_Stored records_
● ● ●

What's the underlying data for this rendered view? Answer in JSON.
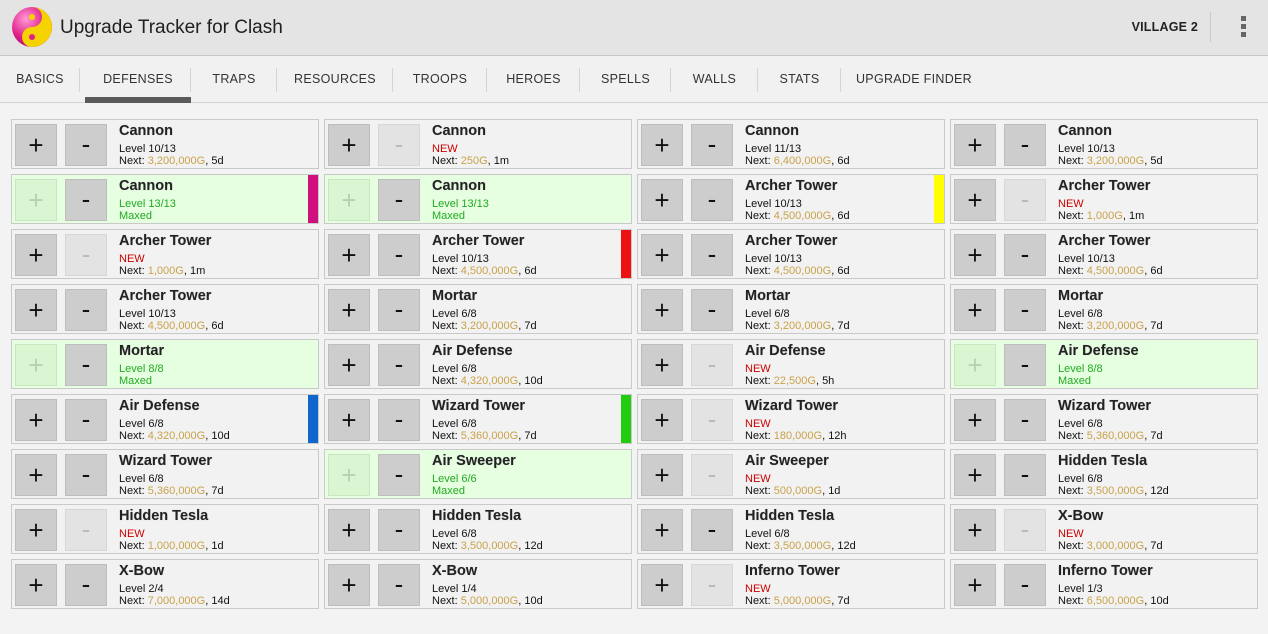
{
  "app": {
    "title": "Upgrade Tracker for Clash",
    "village": "VILLAGE 2"
  },
  "tabs": [
    "BASICS",
    "DEFENSES",
    "TRAPS",
    "RESOURCES",
    "TROOPS",
    "HEROES",
    "SPELLS",
    "WALLS",
    "STATS",
    "UPGRADE FINDER"
  ],
  "active_tab": "DEFENSES",
  "buttons": {
    "plus": "+",
    "minus": "-"
  },
  "next_prefix": "Next: ",
  "colors": {
    "magenta": "#d0107c",
    "yellow": "#ffff00",
    "red": "#ee1111",
    "blue": "#1166cc",
    "green": "#22cc11"
  },
  "columns": [
    [
      {
        "name": "Cannon",
        "level": "Level 10/13",
        "status": "normal",
        "cost": "3,200,000G",
        "time": "5d",
        "minus_enabled": true,
        "plus_enabled": true
      },
      {
        "name": "Cannon",
        "level": "Level 13/13",
        "status": "maxed",
        "maxed_text": "Maxed",
        "minus_enabled": true,
        "plus_enabled": false,
        "flag": "magenta"
      },
      {
        "name": "Archer Tower",
        "level": "NEW",
        "status": "new",
        "cost": "1,000G",
        "time": "1m",
        "minus_enabled": false,
        "plus_enabled": true
      },
      {
        "name": "Archer Tower",
        "level": "Level 10/13",
        "status": "normal",
        "cost": "4,500,000G",
        "time": "6d",
        "minus_enabled": true,
        "plus_enabled": true
      },
      {
        "name": "Mortar",
        "level": "Level 8/8",
        "status": "maxed",
        "maxed_text": "Maxed",
        "minus_enabled": true,
        "plus_enabled": false
      },
      {
        "name": "Air Defense",
        "level": "Level 6/8",
        "status": "normal",
        "cost": "4,320,000G",
        "time": "10d",
        "minus_enabled": true,
        "plus_enabled": true,
        "flag": "blue"
      },
      {
        "name": "Wizard Tower",
        "level": "Level 6/8",
        "status": "normal",
        "cost": "5,360,000G",
        "time": "7d",
        "minus_enabled": true,
        "plus_enabled": true
      },
      {
        "name": "Hidden Tesla",
        "level": "NEW",
        "status": "new",
        "cost": "1,000,000G",
        "time": "1d",
        "minus_enabled": false,
        "plus_enabled": true
      },
      {
        "name": "X-Bow",
        "level": "Level 2/4",
        "status": "normal",
        "cost": "7,000,000G",
        "time": "14d",
        "minus_enabled": true,
        "plus_enabled": true
      }
    ],
    [
      {
        "name": "Cannon",
        "level": "NEW",
        "status": "new",
        "cost": "250G",
        "time": "1m",
        "minus_enabled": false,
        "plus_enabled": true
      },
      {
        "name": "Cannon",
        "level": "Level 13/13",
        "status": "maxed",
        "maxed_text": "Maxed",
        "minus_enabled": true,
        "plus_enabled": false
      },
      {
        "name": "Archer Tower",
        "level": "Level 10/13",
        "status": "normal",
        "cost": "4,500,000G",
        "time": "6d",
        "minus_enabled": true,
        "plus_enabled": true,
        "flag": "red"
      },
      {
        "name": "Mortar",
        "level": "Level 6/8",
        "status": "normal",
        "cost": "3,200,000G",
        "time": "7d",
        "minus_enabled": true,
        "plus_enabled": true
      },
      {
        "name": "Air Defense",
        "level": "Level 6/8",
        "status": "normal",
        "cost": "4,320,000G",
        "time": "10d",
        "minus_enabled": true,
        "plus_enabled": true
      },
      {
        "name": "Wizard Tower",
        "level": "Level 6/8",
        "status": "normal",
        "cost": "5,360,000G",
        "time": "7d",
        "minus_enabled": true,
        "plus_enabled": true,
        "flag": "green"
      },
      {
        "name": "Air Sweeper",
        "level": "Level 6/6",
        "status": "maxed",
        "maxed_text": "Maxed",
        "minus_enabled": true,
        "plus_enabled": false
      },
      {
        "name": "Hidden Tesla",
        "level": "Level 6/8",
        "status": "normal",
        "cost": "3,500,000G",
        "time": "12d",
        "minus_enabled": true,
        "plus_enabled": true
      },
      {
        "name": "X-Bow",
        "level": "Level 1/4",
        "status": "normal",
        "cost": "5,000,000G",
        "time": "10d",
        "minus_enabled": true,
        "plus_enabled": true
      }
    ],
    [
      {
        "name": "Cannon",
        "level": "Level 11/13",
        "status": "normal",
        "cost": "6,400,000G",
        "time": "6d",
        "minus_enabled": true,
        "plus_enabled": true
      },
      {
        "name": "Archer Tower",
        "level": "Level 10/13",
        "status": "normal",
        "cost": "4,500,000G",
        "time": "6d",
        "minus_enabled": true,
        "plus_enabled": true,
        "flag": "yellow"
      },
      {
        "name": "Archer Tower",
        "level": "Level 10/13",
        "status": "normal",
        "cost": "4,500,000G",
        "time": "6d",
        "minus_enabled": true,
        "plus_enabled": true
      },
      {
        "name": "Mortar",
        "level": "Level 6/8",
        "status": "normal",
        "cost": "3,200,000G",
        "time": "7d",
        "minus_enabled": true,
        "plus_enabled": true
      },
      {
        "name": "Air Defense",
        "level": "NEW",
        "status": "new",
        "cost": "22,500G",
        "time": "5h",
        "minus_enabled": false,
        "plus_enabled": true
      },
      {
        "name": "Wizard Tower",
        "level": "NEW",
        "status": "new",
        "cost": "180,000G",
        "time": "12h",
        "minus_enabled": false,
        "plus_enabled": true
      },
      {
        "name": "Air Sweeper",
        "level": "NEW",
        "status": "new",
        "cost": "500,000G",
        "time": "1d",
        "minus_enabled": false,
        "plus_enabled": true
      },
      {
        "name": "Hidden Tesla",
        "level": "Level 6/8",
        "status": "normal",
        "cost": "3,500,000G",
        "time": "12d",
        "minus_enabled": true,
        "plus_enabled": true
      },
      {
        "name": "Inferno Tower",
        "level": "NEW",
        "status": "new",
        "cost": "5,000,000G",
        "time": "7d",
        "minus_enabled": false,
        "plus_enabled": true
      }
    ],
    [
      {
        "name": "Cannon",
        "level": "Level 10/13",
        "status": "normal",
        "cost": "3,200,000G",
        "time": "5d",
        "minus_enabled": true,
        "plus_enabled": true
      },
      {
        "name": "Archer Tower",
        "level": "NEW",
        "status": "new",
        "cost": "1,000G",
        "time": "1m",
        "minus_enabled": false,
        "plus_enabled": true
      },
      {
        "name": "Archer Tower",
        "level": "Level 10/13",
        "status": "normal",
        "cost": "4,500,000G",
        "time": "6d",
        "minus_enabled": true,
        "plus_enabled": true
      },
      {
        "name": "Mortar",
        "level": "Level 6/8",
        "status": "normal",
        "cost": "3,200,000G",
        "time": "7d",
        "minus_enabled": true,
        "plus_enabled": true
      },
      {
        "name": "Air Defense",
        "level": "Level 8/8",
        "status": "maxed",
        "maxed_text": "Maxed",
        "minus_enabled": true,
        "plus_enabled": false
      },
      {
        "name": "Wizard Tower",
        "level": "Level 6/8",
        "status": "normal",
        "cost": "5,360,000G",
        "time": "7d",
        "minus_enabled": true,
        "plus_enabled": true
      },
      {
        "name": "Hidden Tesla",
        "level": "Level 6/8",
        "status": "normal",
        "cost": "3,500,000G",
        "time": "12d",
        "minus_enabled": true,
        "plus_enabled": true
      },
      {
        "name": "X-Bow",
        "level": "NEW",
        "status": "new",
        "cost": "3,000,000G",
        "time": "7d",
        "minus_enabled": false,
        "plus_enabled": true
      },
      {
        "name": "Inferno Tower",
        "level": "Level 1/3",
        "status": "normal",
        "cost": "6,500,000G",
        "time": "10d",
        "minus_enabled": true,
        "plus_enabled": true
      }
    ]
  ]
}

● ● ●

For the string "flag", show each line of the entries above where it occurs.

        "flag": "magenta"
        "flag": "blue"
        "flag": "red"
        "flag": "green"
        "flag": "yellow"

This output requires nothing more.